Mayor Byron W. Brown says motorists who ignore parking laws on streets around Police Headquarters should be fined, unless they're on official business in clearly designated vehicles.
Brown's comments mirrored a memo issued Friday by newly confirmed Police Commissioner H. McCarthy Gipson instructing departmental employees that they cannot park personal vehicles on Franklin Street. Gipson's directive made it clear that only "official police vehicles" should be parked outside the police facility.
The issue surfaced after a Buffalo News investigation published Sunday indicating that despite a citywide parking enforcement blitz initiated by officers, few tickets have been issued to vehicles parked around Police Headquarters.
"We expect even and uniform enforcement," Brown said Monday. "If people are parked illegally, and they're not in an official business capacity, they should expect to be ticketed."
Buffalo has long had a policy that all city-owned vehicles must display decals. The only exception is cars used by the Police Department for undercover purposes.
But Department of Motor Vehicles records showed that most of the cars parked illegally around the headquarters building were not owned by the city or county. Many of the vehicles were registered to civilians or to police officers, civilian police employees, sheriff's deputies and county employees.
When The News disclosed the enforcement blitz two weeks ago, the head of the police union insisted that it was motivated solely by officers' desire to have a "zero tolerance" for violations.
But a few officers have acknowledged that at least part of the crackdown has been fueled by growing frustration over a wage freeze that has blocked them from raises included in a 2003 agreement. Officials from the control board responsible for the freeze also have heard that the dispute has played a role in the enforcement blitz.
Brown has repeatedly declined to speculate whether the wage freeze has been a factor in the crackdown.
At 5:30 p.m. Friday, an administrative memo was sent out to all police personnel: "No parking of personal vehicles on Franklin Street -- official police vehicles only -- effective immediately as per Police Commissioner H. McCarthy Gipson."
Monday, many cars were seen parked in "No Standing Any Time" zones on Church Street and Franklin but not nearly as many as usual.
Just one vehicle parked on Church at Franklin on the block next to Police Headquarters was observed Monday with an orange parking ticket on its windshield.
One fire hydrant was blocked on Church, but another was left unblocked. Those did not appear to have been ticketed.
In the meantime, Buffalo police cruisers were seen around The News building giving out parking tickets Sunday and Monday. Two vehicles on Scott Street were ticketed Sunday at about noon, and one truck making a delivery to The News on Monday was ticketed at about 11:15 a.m.
Officers have written four times as many tickets this year as they did in a similar period a year ago. Brown said he would hope the motivations are not malicious. He added that he didn't think media vehicles on official assignment to cover news events should be ticketed.
The mayor also said he's waiting for an opinion from his top legal adviser on another parking flap. Most meters in downtown's central business district are supposed to be free on Saturdays. The Common Council has been making the changes on a street-by-street basis for three years.

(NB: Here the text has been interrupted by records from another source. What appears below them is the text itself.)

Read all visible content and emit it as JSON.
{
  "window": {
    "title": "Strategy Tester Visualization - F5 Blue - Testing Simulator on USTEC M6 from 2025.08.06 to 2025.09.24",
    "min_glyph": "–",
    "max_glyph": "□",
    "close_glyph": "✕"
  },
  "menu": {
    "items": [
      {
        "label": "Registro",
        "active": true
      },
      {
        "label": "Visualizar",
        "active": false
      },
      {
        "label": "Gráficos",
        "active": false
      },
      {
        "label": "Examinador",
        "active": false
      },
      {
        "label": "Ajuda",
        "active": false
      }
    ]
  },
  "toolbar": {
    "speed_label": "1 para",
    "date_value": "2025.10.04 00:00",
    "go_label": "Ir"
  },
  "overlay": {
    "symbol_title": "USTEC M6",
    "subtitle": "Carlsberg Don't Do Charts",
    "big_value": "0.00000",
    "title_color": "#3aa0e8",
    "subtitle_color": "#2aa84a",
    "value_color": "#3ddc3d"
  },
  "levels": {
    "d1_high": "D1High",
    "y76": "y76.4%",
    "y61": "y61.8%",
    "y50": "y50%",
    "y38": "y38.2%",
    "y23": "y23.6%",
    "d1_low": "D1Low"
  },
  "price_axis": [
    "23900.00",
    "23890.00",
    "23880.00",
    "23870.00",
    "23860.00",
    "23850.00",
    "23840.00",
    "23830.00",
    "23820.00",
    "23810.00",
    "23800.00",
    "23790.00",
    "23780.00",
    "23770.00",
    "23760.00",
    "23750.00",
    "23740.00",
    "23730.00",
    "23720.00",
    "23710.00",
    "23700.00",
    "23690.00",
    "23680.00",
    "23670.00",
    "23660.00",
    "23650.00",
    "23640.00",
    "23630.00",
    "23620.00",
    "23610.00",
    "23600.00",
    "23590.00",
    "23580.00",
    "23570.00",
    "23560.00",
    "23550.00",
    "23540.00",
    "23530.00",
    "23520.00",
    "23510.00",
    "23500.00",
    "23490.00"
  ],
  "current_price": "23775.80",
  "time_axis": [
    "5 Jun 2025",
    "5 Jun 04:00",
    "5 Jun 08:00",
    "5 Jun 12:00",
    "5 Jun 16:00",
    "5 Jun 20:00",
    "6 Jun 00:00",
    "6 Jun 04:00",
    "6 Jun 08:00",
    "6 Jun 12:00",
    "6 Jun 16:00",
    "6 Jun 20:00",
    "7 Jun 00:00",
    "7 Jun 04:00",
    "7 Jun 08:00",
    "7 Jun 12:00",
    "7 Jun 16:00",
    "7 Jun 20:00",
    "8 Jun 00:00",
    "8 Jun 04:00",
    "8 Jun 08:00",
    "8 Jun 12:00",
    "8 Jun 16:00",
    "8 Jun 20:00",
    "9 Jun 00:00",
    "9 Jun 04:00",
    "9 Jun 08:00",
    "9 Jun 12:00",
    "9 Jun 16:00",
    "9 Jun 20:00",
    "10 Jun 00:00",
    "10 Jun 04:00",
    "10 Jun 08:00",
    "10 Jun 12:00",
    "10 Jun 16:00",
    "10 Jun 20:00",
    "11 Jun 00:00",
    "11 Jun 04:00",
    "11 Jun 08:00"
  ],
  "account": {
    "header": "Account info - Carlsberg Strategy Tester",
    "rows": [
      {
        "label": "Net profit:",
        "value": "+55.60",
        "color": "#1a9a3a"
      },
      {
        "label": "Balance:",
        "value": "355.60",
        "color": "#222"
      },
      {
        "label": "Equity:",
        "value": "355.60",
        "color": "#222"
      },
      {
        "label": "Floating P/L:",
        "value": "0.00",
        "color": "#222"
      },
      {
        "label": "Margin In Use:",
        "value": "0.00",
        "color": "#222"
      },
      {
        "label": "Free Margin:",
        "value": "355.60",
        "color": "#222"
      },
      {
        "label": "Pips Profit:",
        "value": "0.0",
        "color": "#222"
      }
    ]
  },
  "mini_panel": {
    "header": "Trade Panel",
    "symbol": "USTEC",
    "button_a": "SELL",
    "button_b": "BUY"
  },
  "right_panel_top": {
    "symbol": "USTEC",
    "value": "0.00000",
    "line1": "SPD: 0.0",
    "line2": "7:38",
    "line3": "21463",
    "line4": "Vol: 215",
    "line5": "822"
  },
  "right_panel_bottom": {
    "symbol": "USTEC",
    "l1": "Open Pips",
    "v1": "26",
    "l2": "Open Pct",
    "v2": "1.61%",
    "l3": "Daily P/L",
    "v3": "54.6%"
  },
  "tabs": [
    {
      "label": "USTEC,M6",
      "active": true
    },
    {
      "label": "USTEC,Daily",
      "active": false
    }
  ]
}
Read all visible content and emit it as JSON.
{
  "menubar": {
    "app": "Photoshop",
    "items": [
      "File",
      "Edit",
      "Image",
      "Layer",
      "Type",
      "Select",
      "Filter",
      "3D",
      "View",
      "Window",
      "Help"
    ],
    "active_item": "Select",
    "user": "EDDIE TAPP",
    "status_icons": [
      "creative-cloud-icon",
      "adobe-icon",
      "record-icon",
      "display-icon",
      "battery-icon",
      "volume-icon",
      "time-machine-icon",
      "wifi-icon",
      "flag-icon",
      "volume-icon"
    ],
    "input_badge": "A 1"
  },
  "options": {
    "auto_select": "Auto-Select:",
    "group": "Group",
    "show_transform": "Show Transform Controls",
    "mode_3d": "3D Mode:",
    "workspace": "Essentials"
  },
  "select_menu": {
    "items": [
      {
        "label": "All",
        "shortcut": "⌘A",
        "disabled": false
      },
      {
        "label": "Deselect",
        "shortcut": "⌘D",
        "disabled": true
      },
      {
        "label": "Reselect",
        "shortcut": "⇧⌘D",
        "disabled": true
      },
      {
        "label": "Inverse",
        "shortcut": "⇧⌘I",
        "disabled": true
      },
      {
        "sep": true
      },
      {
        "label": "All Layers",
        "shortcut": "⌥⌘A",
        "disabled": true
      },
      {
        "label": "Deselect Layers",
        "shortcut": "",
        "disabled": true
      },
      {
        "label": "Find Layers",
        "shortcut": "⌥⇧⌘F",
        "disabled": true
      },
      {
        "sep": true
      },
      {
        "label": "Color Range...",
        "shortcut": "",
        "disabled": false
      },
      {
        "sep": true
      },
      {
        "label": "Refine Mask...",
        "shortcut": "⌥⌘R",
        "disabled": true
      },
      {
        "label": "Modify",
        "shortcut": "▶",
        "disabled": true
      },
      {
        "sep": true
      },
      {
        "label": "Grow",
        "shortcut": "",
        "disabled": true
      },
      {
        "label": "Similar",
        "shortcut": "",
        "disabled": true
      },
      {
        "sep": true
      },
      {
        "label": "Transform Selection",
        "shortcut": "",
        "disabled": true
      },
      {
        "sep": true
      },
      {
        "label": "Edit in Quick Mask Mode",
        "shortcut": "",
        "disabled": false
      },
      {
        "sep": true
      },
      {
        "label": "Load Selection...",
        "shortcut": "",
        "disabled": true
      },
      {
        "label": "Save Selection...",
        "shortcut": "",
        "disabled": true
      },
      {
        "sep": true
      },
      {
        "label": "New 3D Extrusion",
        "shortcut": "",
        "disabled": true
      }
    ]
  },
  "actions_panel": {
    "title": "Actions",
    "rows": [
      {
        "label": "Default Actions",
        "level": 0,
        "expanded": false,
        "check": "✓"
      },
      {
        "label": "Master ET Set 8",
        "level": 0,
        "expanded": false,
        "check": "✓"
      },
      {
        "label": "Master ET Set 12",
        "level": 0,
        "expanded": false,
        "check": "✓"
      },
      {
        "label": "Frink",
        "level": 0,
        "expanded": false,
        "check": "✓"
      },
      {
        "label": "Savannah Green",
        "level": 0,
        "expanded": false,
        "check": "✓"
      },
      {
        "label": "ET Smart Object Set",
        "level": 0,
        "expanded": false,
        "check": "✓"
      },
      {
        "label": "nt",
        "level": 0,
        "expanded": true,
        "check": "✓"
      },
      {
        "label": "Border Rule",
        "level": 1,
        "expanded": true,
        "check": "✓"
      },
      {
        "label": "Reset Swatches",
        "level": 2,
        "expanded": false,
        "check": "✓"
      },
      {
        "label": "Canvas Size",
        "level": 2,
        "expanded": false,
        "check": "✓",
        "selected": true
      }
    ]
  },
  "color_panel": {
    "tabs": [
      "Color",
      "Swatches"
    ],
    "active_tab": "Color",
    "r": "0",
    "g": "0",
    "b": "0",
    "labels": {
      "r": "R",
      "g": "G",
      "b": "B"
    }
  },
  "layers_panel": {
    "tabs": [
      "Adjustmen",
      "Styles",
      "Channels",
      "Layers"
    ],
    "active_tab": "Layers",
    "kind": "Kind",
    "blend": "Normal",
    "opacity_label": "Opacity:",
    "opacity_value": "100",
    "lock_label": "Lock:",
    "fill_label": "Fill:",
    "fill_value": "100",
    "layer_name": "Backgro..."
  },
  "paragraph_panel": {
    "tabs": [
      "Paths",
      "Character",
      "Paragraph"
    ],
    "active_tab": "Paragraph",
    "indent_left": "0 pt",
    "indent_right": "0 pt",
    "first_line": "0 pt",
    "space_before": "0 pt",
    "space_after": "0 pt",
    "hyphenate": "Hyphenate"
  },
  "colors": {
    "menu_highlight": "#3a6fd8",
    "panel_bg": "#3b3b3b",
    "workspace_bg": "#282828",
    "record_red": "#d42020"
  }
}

But public works officials said a manpower shortage has caused lengthy delays in installing at least half of the new street signs indicating the changes.
In the meantime, downtown business leaders said officers have been giving tickets to some vehicles parked on Saturdays at expired meters.
Brown said he expects Corporation Counsel Alisa A. Lukasiewicz to issue an opinion this week on whether vehicles can legally park free on Saturdays at downtown meters even on streets that don't have signs that spell out the policy.
Administration officials said they've found one state law indicating that until new regulations are posted, the old parking rules apply and can be enforced. But the city has taken no official position yet.
News Staff Reporter Maki Becker contributed to this article.